_What is required_
Exactness is required. Restate every entry as written.
[Supplied entries Boundary: Start]
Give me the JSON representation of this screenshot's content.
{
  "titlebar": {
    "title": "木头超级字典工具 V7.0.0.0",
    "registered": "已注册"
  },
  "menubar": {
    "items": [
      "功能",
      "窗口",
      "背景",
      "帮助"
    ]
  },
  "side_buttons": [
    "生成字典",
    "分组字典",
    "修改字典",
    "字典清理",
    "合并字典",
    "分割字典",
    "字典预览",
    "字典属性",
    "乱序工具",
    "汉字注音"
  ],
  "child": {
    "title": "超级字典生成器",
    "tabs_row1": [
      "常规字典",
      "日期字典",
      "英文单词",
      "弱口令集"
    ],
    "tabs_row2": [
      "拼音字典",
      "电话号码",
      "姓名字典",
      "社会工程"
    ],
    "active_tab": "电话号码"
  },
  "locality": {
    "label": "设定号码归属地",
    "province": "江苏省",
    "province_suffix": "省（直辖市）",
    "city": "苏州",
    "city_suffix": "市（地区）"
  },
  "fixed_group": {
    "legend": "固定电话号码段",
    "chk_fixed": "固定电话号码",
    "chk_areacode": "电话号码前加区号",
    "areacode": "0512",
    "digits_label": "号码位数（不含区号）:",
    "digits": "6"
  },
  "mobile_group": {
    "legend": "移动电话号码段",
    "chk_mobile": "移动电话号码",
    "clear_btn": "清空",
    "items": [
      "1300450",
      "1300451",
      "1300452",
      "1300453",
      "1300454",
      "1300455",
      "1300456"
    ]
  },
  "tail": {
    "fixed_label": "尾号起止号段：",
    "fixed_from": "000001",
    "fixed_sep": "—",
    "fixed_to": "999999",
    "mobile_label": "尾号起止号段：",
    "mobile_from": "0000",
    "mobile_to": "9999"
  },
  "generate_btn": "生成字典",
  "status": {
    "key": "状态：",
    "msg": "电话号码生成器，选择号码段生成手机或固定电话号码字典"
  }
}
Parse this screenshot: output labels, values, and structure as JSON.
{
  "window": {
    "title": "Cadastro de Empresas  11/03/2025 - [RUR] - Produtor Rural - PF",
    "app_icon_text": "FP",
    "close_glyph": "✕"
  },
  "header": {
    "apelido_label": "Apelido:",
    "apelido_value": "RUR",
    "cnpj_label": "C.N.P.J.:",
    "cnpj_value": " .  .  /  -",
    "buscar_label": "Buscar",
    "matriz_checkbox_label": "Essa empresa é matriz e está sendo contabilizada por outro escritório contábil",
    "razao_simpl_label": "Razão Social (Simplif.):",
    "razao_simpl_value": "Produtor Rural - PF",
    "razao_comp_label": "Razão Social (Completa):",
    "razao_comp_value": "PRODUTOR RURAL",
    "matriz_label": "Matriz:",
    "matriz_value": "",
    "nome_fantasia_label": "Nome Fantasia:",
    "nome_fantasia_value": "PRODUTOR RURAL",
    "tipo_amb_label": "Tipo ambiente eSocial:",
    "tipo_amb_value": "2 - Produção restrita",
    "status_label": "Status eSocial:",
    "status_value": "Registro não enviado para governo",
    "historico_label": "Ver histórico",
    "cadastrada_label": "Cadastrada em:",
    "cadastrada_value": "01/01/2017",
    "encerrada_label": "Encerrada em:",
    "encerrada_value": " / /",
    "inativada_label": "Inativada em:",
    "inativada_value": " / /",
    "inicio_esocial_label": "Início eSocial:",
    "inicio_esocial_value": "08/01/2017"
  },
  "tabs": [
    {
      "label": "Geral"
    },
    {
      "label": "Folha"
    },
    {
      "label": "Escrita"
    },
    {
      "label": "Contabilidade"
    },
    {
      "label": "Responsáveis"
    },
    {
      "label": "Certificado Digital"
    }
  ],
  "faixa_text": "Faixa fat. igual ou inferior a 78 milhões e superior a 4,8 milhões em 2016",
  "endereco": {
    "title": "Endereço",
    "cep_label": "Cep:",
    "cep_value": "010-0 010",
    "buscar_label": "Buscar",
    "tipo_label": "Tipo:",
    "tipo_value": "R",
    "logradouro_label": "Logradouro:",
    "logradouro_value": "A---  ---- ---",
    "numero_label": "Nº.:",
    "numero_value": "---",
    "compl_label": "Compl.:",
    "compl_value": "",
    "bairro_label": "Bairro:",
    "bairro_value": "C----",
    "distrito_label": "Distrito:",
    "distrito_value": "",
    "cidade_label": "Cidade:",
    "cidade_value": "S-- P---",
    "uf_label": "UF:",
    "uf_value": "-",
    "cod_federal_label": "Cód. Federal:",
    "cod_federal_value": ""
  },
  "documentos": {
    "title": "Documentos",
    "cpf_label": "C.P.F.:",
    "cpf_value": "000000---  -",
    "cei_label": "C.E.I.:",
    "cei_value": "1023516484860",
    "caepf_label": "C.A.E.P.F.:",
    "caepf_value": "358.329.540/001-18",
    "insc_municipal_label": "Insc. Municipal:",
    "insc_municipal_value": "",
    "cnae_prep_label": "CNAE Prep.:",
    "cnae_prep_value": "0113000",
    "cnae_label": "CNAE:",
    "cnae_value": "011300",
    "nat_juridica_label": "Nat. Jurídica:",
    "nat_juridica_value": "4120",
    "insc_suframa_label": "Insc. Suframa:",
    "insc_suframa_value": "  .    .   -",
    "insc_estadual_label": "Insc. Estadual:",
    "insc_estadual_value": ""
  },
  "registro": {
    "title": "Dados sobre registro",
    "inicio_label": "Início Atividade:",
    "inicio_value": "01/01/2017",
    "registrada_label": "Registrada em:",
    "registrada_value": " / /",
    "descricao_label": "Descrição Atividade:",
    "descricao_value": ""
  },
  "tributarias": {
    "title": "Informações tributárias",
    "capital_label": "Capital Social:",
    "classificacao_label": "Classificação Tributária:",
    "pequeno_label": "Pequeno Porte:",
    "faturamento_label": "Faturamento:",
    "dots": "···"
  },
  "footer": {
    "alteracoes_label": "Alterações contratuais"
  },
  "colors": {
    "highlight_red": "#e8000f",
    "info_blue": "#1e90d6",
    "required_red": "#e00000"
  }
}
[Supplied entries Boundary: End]
_Exercise response_
Give me the JSON representation of this screenshot's content.
{
  "titlebar": {
    "title": "木头超级字典工具 V7.0.0.0",
    "registered": "已注册"
  },
  "menubar": {
    "items": [
      "功能",
      "窗口",
      "背景",
      "帮助"
    ]
  },
  "side_buttons": [
    "生成字典",
    "分组字典",
    "修改字典",
    "字典清理",
    "合并字典",
    "分割字典",
    "字典预览",
    "字典属性",
    "乱序工具",
    "汉字注音"
  ],
  "child": {
    "title": "超级字典生成器",
    "tabs_row1": [
      "常规字典",
      "日期字典",
      "英文单词",
      "弱口令集"
    ],
    "tabs_row2": [
      "拼音字典",
      "电话号码",
      "姓名字典",
      "社会工程"
    ],
    "active_tab": "电话号码"
  },
  "locality": {
    "label": "设定号码归属地",
    "province": "江苏省",
    "province_suffix": "省（直辖市）",
    "city": "苏州",
    "city_suffix": "市（地区）"
  },
  "fixed_group": {
    "legend": "固定电话号码段",
    "chk_fixed": "固定电话号码",
    "chk_areacode": "电话号码前加区号",
    "areacode": "0512",
    "digits_label": "号码位数（不含区号）:",
    "digits": "6"
  },
  "mobile_group": {
    "legend": "移动电话号码段",
    "chk_mobile": "移动电话号码",
    "clear_btn": "清空",
    "items": [
      "1300450",
      "1300451",
      "1300452",
      "1300453",
      "1300454",
      "1300455",
      "1300456"
    ]
  },
  "tail": {
    "fixed_label": "尾号起止号段：",
    "fixed_from": "000001",
    "fixed_sep": "—",
    "fixed_to": "999999",
    "mobile_label": "尾号起止号段：",
    "mobile_from": "0000",
    "mobile_to": "9999"
  },
  "generate_btn": "生成字典",
  "status": {
    "key": "状态：",
    "msg": "电话号码生成器，选择号码段生成手机或固定电话号码字典"
  }
}
Parse this screenshot: output labels, values, and structure as JSON.
{
  "window": {
    "title": "Cadastro de Empresas  11/03/2025 - [RUR] - Produtor Rural - PF",
    "app_icon_text": "FP",
    "close_glyph": "✕"
  },
  "header": {
    "apelido_label": "Apelido:",
    "apelido_value": "RUR",
    "cnpj_label": "C.N.P.J.:",
    "cnpj_value": " .  .  /  -",
    "buscar_label": "Buscar",
    "matriz_checkbox_label": "Essa empresa é matriz e está sendo contabilizada por outro escritório contábil",
    "razao_simpl_label": "Razão Social (Simplif.):",
    "razao_simpl_value": "Produtor Rural - PF",
    "razao_comp_label": "Razão Social (Completa):",
    "razao_comp_value": "PRODUTOR RURAL",
    "matriz_label": "Matriz:",
    "matriz_value": "",
    "nome_fantasia_label": "Nome Fantasia:",
    "nome_fantasia_value": "PRODUTOR RURAL",
    "tipo_amb_label": "Tipo ambiente eSocial:",
    "tipo_amb_value": "2 - Produção restrita",
    "status_label": "Status eSocial:",
    "status_value": "Registro não enviado para governo",
    "historico_label": "Ver histórico",
    "cadastrada_label": "Cadastrada em:",
    "cadastrada_value": "01/01/2017",
    "encerrada_label": "Encerrada em:",
    "encerrada_value": " / /",
    "inativada_label": "Inativada em:",
    "inativada_value": " / /",
    "inicio_esocial_label": "Início eSocial:",
    "inicio_esocial_value": "08/01/2017"
  },
  "tabs": [
    {
      "label": "Geral"
    },
    {
      "label": "Folha"
    },
    {
      "label": "Escrita"
    },
    {
      "label": "Contabilidade"
    },
    {
      "label": "Responsáveis"
    },
    {
      "label": "Certificado Digital"
    }
  ],
  "faixa_text": "Faixa fat. igual ou inferior a 78 milhões e superior a 4,8 milhões em 2016",
  "endereco": {
    "title": "Endereço",
    "cep_label": "Cep:",
    "cep_value": "010-0 010",
    "buscar_label": "Buscar",
    "tipo_label": "Tipo:",
    "tipo_value": "R",
    "logradouro_label": "Logradouro:",
    "logradouro_value": "A---  ---- ---",
    "numero_label": "Nº.:",
    "numero_value": "---",
    "compl_label": "Compl.:",
    "compl_value": "",
    "bairro_label": "Bairro:",
    "bairro_value": "C----",
    "distrito_label": "Distrito:",
    "distrito_value": "",
    "cidade_label": "Cidade:",
    "cidade_value": "S-- P---",
    "uf_label": "UF:",
    "uf_value": "-",
    "cod_federal_label": "Cód. Federal:",
    "cod_federal_value": ""
  },
  "documentos": {
    "title": "Documentos",
    "cpf_label": "C.P.F.:",
    "cpf_value": "000000---  -",
    "cei_label": "C.E.I.:",
    "cei_value": "1023516484860",
    "caepf_label": "C.A.E.P.F.:",
    "caepf_value": "358.329.540/001-18",
    "insc_municipal_label": "Insc. Municipal:",
    "insc_municipal_value": "",
    "cnae_prep_label": "CNAE Prep.:",
    "cnae_prep_value": "0113000",
    "cnae_label": "CNAE:",
    "cnae_value": "011300",
    "nat_juridica_label": "Nat. Jurídica:",
    "nat_juridica_value": "4120",
    "insc_suframa_label": "Insc. Suframa:",
    "insc_suframa_value": "  .    .   -",
    "insc_estadual_label": "Insc. Estadual:",
    "insc_estadual_value": ""
  },
  "registro": {
    "title": "Dados sobre registro",
    "inicio_label": "Início Atividade:",
    "inicio_value": "01/01/2017",
    "registrada_label": "Registrada em:",
    "registrada_value": " / /",
    "descricao_label": "Descrição Atividade:",
    "descricao_value": ""
  },
  "tributarias": {
    "title": "Informações tributárias",
    "capital_label": "Capital Social:",
    "classificacao_label": "Classificação Tributária:",
    "pequeno_label": "Pequeno Porte:",
    "faturamento_label": "Faturamento:",
    "dots": "···"
  },
  "footer": {
    "alteracoes_label": "Alterações contratuais"
  },
  "colors": {
    "highlight_red": "#e8000f",
    "info_blue": "#1e90d6",
    "required_red": "#e00000"
  }
}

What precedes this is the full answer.